A possible ascending pathway from SC to visual cortex through the pulvinar nuclei (pulvinar) may be responsible for the effect of SC activity on visual processing in the cortex.⇒
There may be an indirect ascending pathway from intermediate SC to the thalamic reticular nucleus.⇒
Activity of the SC affects activity in cortical regions.⇒
Anastasio and Patton present a model of multi-sensory integration in the superior colliculus which takes into account modulation by uni-sensory projections from cortical areas.⇒
Anastasio and Patton's model is trained in two steps:
First, connections from primary input to deep SC neurons are adapted in a SOM-like fashion.
Then, connections from uni-sensory, parietal inputs are trained, following an anti-Hebbian regime.
The latter phase ensures the principles of modality-matching and cross-modality.⇒
Modulatory input from uni-sensory, parietal regions to SC follows the principles of modality-matching and cross-modality:
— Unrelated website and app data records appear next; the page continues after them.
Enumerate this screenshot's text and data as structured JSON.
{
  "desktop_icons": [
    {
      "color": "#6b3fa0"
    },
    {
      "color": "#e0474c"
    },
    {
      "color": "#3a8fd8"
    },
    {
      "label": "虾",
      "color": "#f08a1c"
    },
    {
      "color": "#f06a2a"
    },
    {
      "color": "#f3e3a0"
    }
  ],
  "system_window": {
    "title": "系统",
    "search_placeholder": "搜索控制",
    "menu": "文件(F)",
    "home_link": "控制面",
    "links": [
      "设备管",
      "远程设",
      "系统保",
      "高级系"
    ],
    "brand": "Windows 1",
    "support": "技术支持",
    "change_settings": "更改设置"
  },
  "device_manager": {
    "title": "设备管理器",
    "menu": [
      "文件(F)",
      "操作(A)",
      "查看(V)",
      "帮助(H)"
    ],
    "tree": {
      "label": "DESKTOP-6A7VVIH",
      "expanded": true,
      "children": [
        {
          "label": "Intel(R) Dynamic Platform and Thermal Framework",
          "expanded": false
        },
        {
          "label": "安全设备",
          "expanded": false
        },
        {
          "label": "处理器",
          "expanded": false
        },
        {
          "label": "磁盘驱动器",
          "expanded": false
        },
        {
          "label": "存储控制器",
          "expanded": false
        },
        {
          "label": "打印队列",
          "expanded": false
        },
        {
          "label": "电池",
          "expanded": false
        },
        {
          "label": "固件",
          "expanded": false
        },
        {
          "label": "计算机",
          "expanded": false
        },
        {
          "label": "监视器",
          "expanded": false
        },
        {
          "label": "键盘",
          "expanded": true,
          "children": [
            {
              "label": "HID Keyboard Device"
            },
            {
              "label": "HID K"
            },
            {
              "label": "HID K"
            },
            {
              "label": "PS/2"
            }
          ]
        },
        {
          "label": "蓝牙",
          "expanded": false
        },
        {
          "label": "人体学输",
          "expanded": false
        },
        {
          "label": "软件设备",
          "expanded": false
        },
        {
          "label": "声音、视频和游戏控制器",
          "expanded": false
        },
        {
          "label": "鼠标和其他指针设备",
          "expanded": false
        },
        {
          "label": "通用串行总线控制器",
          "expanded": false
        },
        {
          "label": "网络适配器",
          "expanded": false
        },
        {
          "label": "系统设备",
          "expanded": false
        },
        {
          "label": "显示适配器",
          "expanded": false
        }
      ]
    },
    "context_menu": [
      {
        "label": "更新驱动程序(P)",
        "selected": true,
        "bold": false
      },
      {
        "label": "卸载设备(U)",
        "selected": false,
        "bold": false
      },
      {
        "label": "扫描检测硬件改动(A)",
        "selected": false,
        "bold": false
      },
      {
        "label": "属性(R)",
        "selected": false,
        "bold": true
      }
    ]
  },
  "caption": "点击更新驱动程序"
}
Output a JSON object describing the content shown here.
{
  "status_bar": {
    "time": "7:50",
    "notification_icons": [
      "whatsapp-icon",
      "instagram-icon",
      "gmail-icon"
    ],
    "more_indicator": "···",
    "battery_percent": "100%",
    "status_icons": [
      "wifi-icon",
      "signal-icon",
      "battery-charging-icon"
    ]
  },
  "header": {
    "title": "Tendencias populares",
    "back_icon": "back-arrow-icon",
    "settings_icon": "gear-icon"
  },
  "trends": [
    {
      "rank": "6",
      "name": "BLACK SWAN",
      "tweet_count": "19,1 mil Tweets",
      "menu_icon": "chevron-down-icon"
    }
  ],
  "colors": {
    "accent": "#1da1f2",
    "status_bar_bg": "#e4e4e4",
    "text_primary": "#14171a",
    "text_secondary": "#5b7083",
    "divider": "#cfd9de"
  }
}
A deep SC neuron (generally) only receives modulatory input related to some modality if it also receives primary input from that modality.
Modulatory input related to some modality only affects responses to primary input from the other modalities.⇒
Deactivating regions in AES or lateral suprasylvian cortex responsive to some modality can completely eliminate responses of deep SC neurons to that modality.⇒
Wallace and Stein argue that some deep SC neurons receive input from some modalities only via cortex.⇒
The same regions in LGN receiving projections from the superficial SC project to the cortex.⇒
The excitatory and inhibitory connections from the deep to the superficial SC and the connection from the superficial SC to LGN may be one route through which deep SC activity may reach cortex.⇒
There are ascending pathways from SC to the eye fields through talamic structures.⇒
There is a disynaptic connection from SC to the dorsal stream visual cortex, probably through the pulvinar.⇒